I research destruction, archival imperfection, material volatility, resistance and ambiguity in digital and visual cultures, identity and media. I completed my PhD with the London Graduate School at Kingston University, London in 2014, and my other qualifications at the University of Melbourne.

My first book, The Intoxication of Destruction in Theory, Culture and Media: A Philosophy of Expenditure After Georges Bataille was published in 2022 by Amsterdam University Press, and is available here. In it, I take destruction as the founding operation of culture and trace it through philosophy, the media of September 11 and disaster films, end-of-the-world narratives, execution and eroticism, before addressing the effects of the displacement of linear destruction on the culture and media produced in digital systems. In other words, it’s got sex, death, explosions… and computers. And an unexpected amount of Walter Benjamin for some reason. And a joke that will only be funny to people who are intimately familiar with Australian slang and Georges Bataille. I hope both of those people enjoy it. 

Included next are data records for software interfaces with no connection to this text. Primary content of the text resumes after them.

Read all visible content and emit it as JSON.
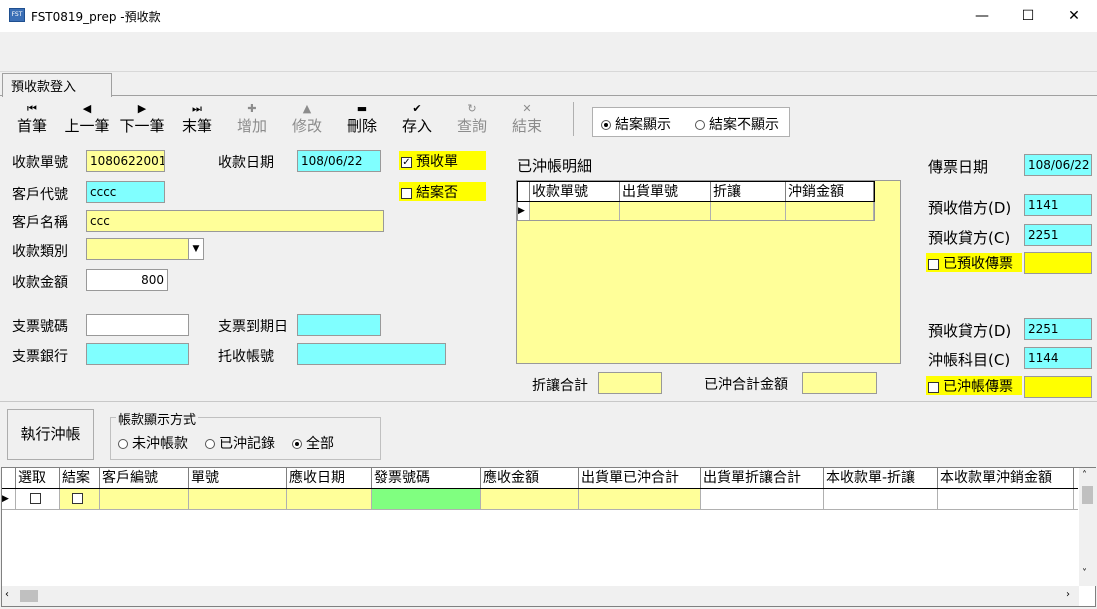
{
  "window": {
    "title": "FST0819_prep  -預收款",
    "icon_name": "app-icon",
    "minimize": "—",
    "maximize": "☐",
    "close": "✕"
  },
  "tab": {
    "label": "預收款登入"
  },
  "toolbar": {
    "buttons": [
      {
        "icon": "first-icon",
        "glyph": "⏮",
        "label": "首筆",
        "enabled": true
      },
      {
        "icon": "prev-icon",
        "glyph": "◀",
        "label": "上一筆",
        "enabled": true
      },
      {
        "icon": "next-icon",
        "glyph": "▶",
        "label": "下一筆",
        "enabled": true
      },
      {
        "icon": "last-icon",
        "glyph": "⏭",
        "label": "末筆",
        "enabled": true
      },
      {
        "icon": "add-icon",
        "glyph": "✚",
        "label": "增加",
        "enabled": false
      },
      {
        "icon": "edit-icon",
        "glyph": "▲",
        "label": "修改",
        "enabled": false
      },
      {
        "icon": "delete-icon",
        "glyph": "▬",
        "label": "刪除",
        "enabled": true
      },
      {
        "icon": "save-icon",
        "glyph": "✔",
        "label": "存入",
        "enabled": true
      },
      {
        "icon": "query-icon",
        "glyph": "↻",
        "label": "查詢",
        "enabled": false
      },
      {
        "icon": "close-icon",
        "glyph": "✕",
        "label": "結束",
        "enabled": false
      }
    ],
    "display_options": {
      "closed_show": "結案顯示",
      "closed_hide": "結案不顯示",
      "selected": "closed_show"
    }
  },
  "form": {
    "receipt_no_label": "收款單號",
    "receipt_no": "1080622001",
    "receipt_date_label": "收款日期",
    "receipt_date": "108/06/22",
    "prepay_label": "預收單",
    "prepay_checked": true,
    "closed_label": "結案否",
    "closed_checked": false,
    "customer_code_label": "客戶代號",
    "customer_code": "cccc",
    "customer_name_label": "客戶名稱",
    "customer_name": "ccc",
    "receipt_type_label": "收款類別",
    "receipt_type": "",
    "amount_label": "收款金額",
    "amount": "800",
    "check_no_label": "支票號碼",
    "check_no": "",
    "check_due_label": "支票到期日",
    "check_due": "",
    "check_bank_label": "支票銀行",
    "check_bank": "",
    "collect_account_label": "托收帳號",
    "collect_account": ""
  },
  "offset_detail": {
    "title": "已沖帳明細",
    "columns": [
      "收款單號",
      "出貨單號",
      "折讓",
      "沖銷金額"
    ],
    "discount_total_label": "折讓合計",
    "discount_total": "",
    "offset_total_label": "已沖合計金額",
    "offset_total": ""
  },
  "voucher": {
    "date_label": "傳票日期",
    "date": "108/06/22",
    "prepay_debit_label": "預收借方(D)",
    "prepay_debit": "1141",
    "prepay_credit_label": "預收貸方(C)",
    "prepay_credit": "2251",
    "prepay_voucher_label": "已預收傳票",
    "prepay_voucher": "",
    "prepay_credit2_label": "預收貸方(D)",
    "prepay_credit2": "2251",
    "offset_account_label": "沖帳科目(C)",
    "offset_account": "1144",
    "offset_voucher_label": "已沖帳傳票",
    "offset_voucher": ""
  },
  "actions": {
    "execute_offset": "執行沖帳",
    "display_mode_title": "帳款顯示方式",
    "mode_unoffset": "未沖帳款",
    "mode_offset": "已沖記錄",
    "mode_all": "全部",
    "selected": "mode_all"
  },
  "grid": {
    "columns": [
      "選取",
      "結案",
      "客戶編號",
      "單號",
      "應收日期",
      "發票號碼",
      "應收金額",
      "出貨單已沖合計",
      "出貨單折讓合計",
      "本收款單-折讓",
      "本收款單沖銷金額"
    ]
  },
  "colors": {
    "yellow_field": "#ffff99",
    "cyan_field": "#80ffff",
    "highlight_label": "#ffff00",
    "invoice_cell": "#80ff80"
  }
}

My current research investigates how colonial logics continue to inform everyday digital cultures and practices, and the rigid boundaries of social and individual identity these produce. I seek to uncover the implications these practices have, as well as the cracks where resistance is possible, to encounter contradiction, disruption and the liminal.

In October 2022, Dr. Eloise Faichney and I launched a new project examining the re-emergence of queer spaces in post-lockdown Melbourne. We’re considering how those spaces have changed, moved and evolved, as well as the dynamics between physical and digital queer communities.